LEAD 931 Dissertation Continuation (2 credits)
Students must enroll in this two-credit dissertation continuation course each semester to receive uninterrupted advising from their dissertation chair and members beyond LEAD920/921, until the semester when they defend their dissertation and are conferred. These credits do not accrue although students are billed for two credits. LEAD 920/921 are prerequisites to this course.

The doctoral dissertation in Organizational Leadership is designed to demonstrate the student's ability to conduct scholarly research.

Other Electives

LEAD 882: Research Team (3 credits)
This course is aimed at providing doctoral students with practical research experience in designing and/or conducting a full-scale qualitative, quantitative, or mixed-methods study, by working in a research team guided by a faculty member. The topic of research is determined by the faculty mentor, depending on his/her research agenda. Students are expected to conduct a literature review; collect, analyze, and interpret data; and/or write a research report for publication or presentation. The focus of the course may vary depending on the research topic and agenda of a research team.
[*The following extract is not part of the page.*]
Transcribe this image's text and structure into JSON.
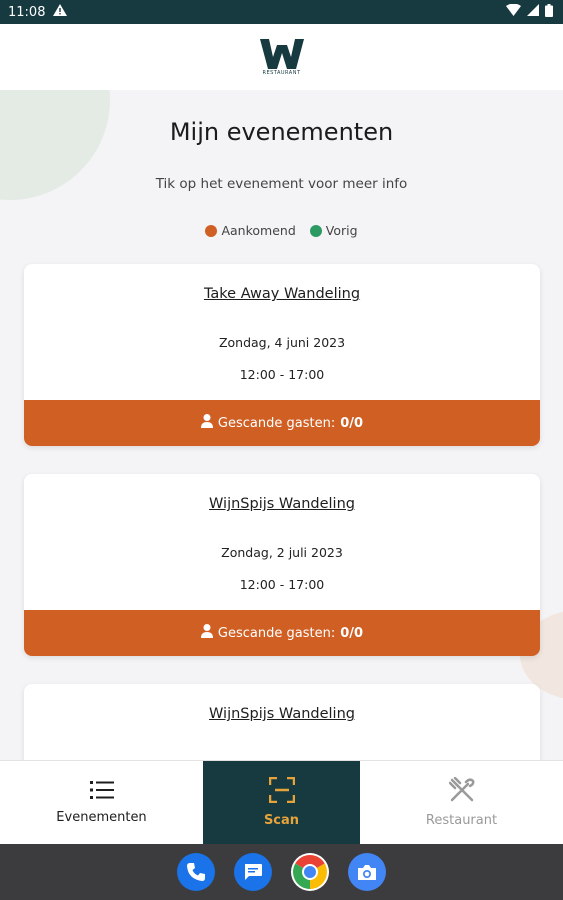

Students of all academic stages are welcome to the course but must gain permission from the faculty mentor to participate. Space is limited in all research teams. Once accepted to the course, students are expected to participate in the research team for at least two semesters. Students may register for the course more than once as an enrichment experience beyond their required PhD curriculum. LEAD 740 is a prerequisite to this course.

LEAD 800A: Advanced Seminar: Systems Approaches for Organizational Leaders (3 credits)
This course is one of the PhD advanced seminar courses designed to introduce contemporary theoretical and practical topics of organizational leadership, not covered by the established PhD curriculum. In this course, students will explore the theoretical foundations of systems thinking and various system approaches relevant to organizational leadership through critical literature review. In addition, students will apply their theoretical knowledge to self-selected organizational contexts to better understand organizational leadership issues and solve challenges from systems thinking perspectives.